Start of Exercise data

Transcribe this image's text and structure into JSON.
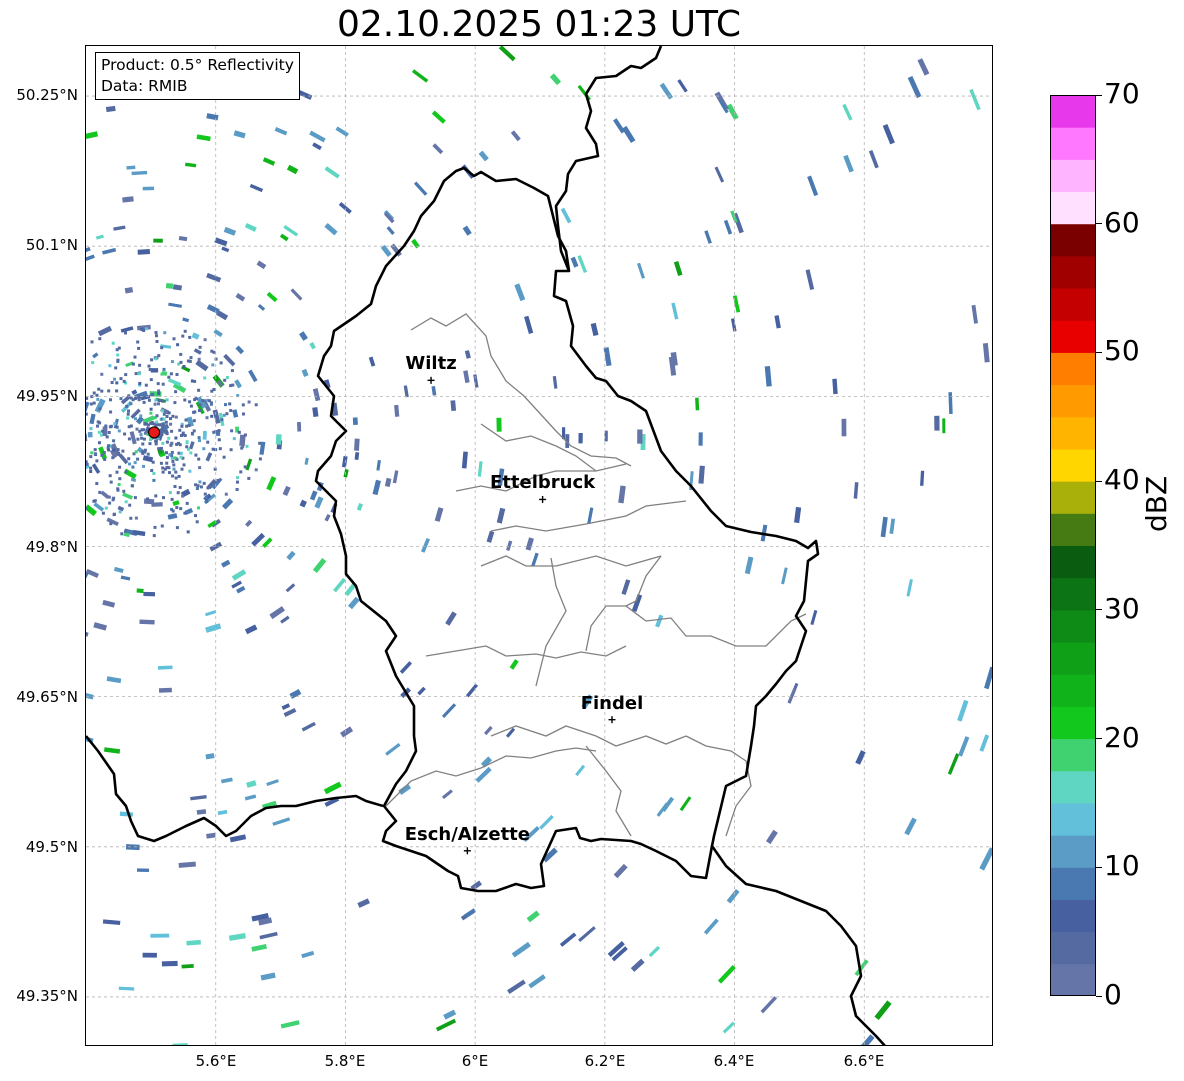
{
  "title": "02.10.2025 01:23 UTC",
  "info_box": {
    "product": "Product: 0.5° Reflectivity",
    "source": "Data: RMIB"
  },
  "lat_labels": [
    "50.25°N",
    "50.1°N",
    "49.95°N",
    "49.8°N",
    "49.65°N",
    "49.5°N",
    "49.35°N"
  ],
  "lon_labels": [
    "5.6°E",
    "5.8°E",
    "6°E",
    "6.2°E",
    "6.4°E",
    "6.6°E"
  ],
  "cities": [
    {
      "name": "Wiltz",
      "lat": 49.966,
      "lon": 5.932
    },
    {
      "name": "Ettelbruck",
      "lat": 49.847,
      "lon": 6.104
    },
    {
      "name": "Findel",
      "lat": 49.627,
      "lon": 6.211
    },
    {
      "name": "Esch/Alzette",
      "lat": 49.496,
      "lon": 5.988
    }
  ],
  "radar_site": {
    "lat": 49.914,
    "lon": 5.505,
    "color": "#e8191b"
  },
  "map_extent": {
    "lon_min": 5.4,
    "lon_max": 6.8,
    "lat_min": 49.3,
    "lat_max": 50.3
  },
  "colorbar": {
    "label": "dBZ",
    "min": 0,
    "max": 70,
    "ticks": [
      "0",
      "10",
      "20",
      "30",
      "40",
      "50",
      "60",
      "70"
    ],
    "colors": [
      "#6675a8",
      "#546aa0",
      "#4660a0",
      "#4a78b0",
      "#5a9cc6",
      "#62c0da",
      "#5ed6c2",
      "#40d270",
      "#12c81c",
      "#10b41a",
      "#10a018",
      "#0e8a16",
      "#0c7414",
      "#0a5c10",
      "#467a12",
      "#aab00a",
      "#ffd600",
      "#ffb400",
      "#ff9a00",
      "#ff7e00",
      "#e80000",
      "#c40000",
      "#a00000",
      "#7a0000",
      "#ffe0ff",
      "#ffb4ff",
      "#ff78ff",
      "#e838ec"
    ]
  }
}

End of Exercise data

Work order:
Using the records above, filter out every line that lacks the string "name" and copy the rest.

Result:
      "name": "Wiltz",
      "name": "Ettelbruck",
      "name": "Findel",
      "name": "Esch/Alzette",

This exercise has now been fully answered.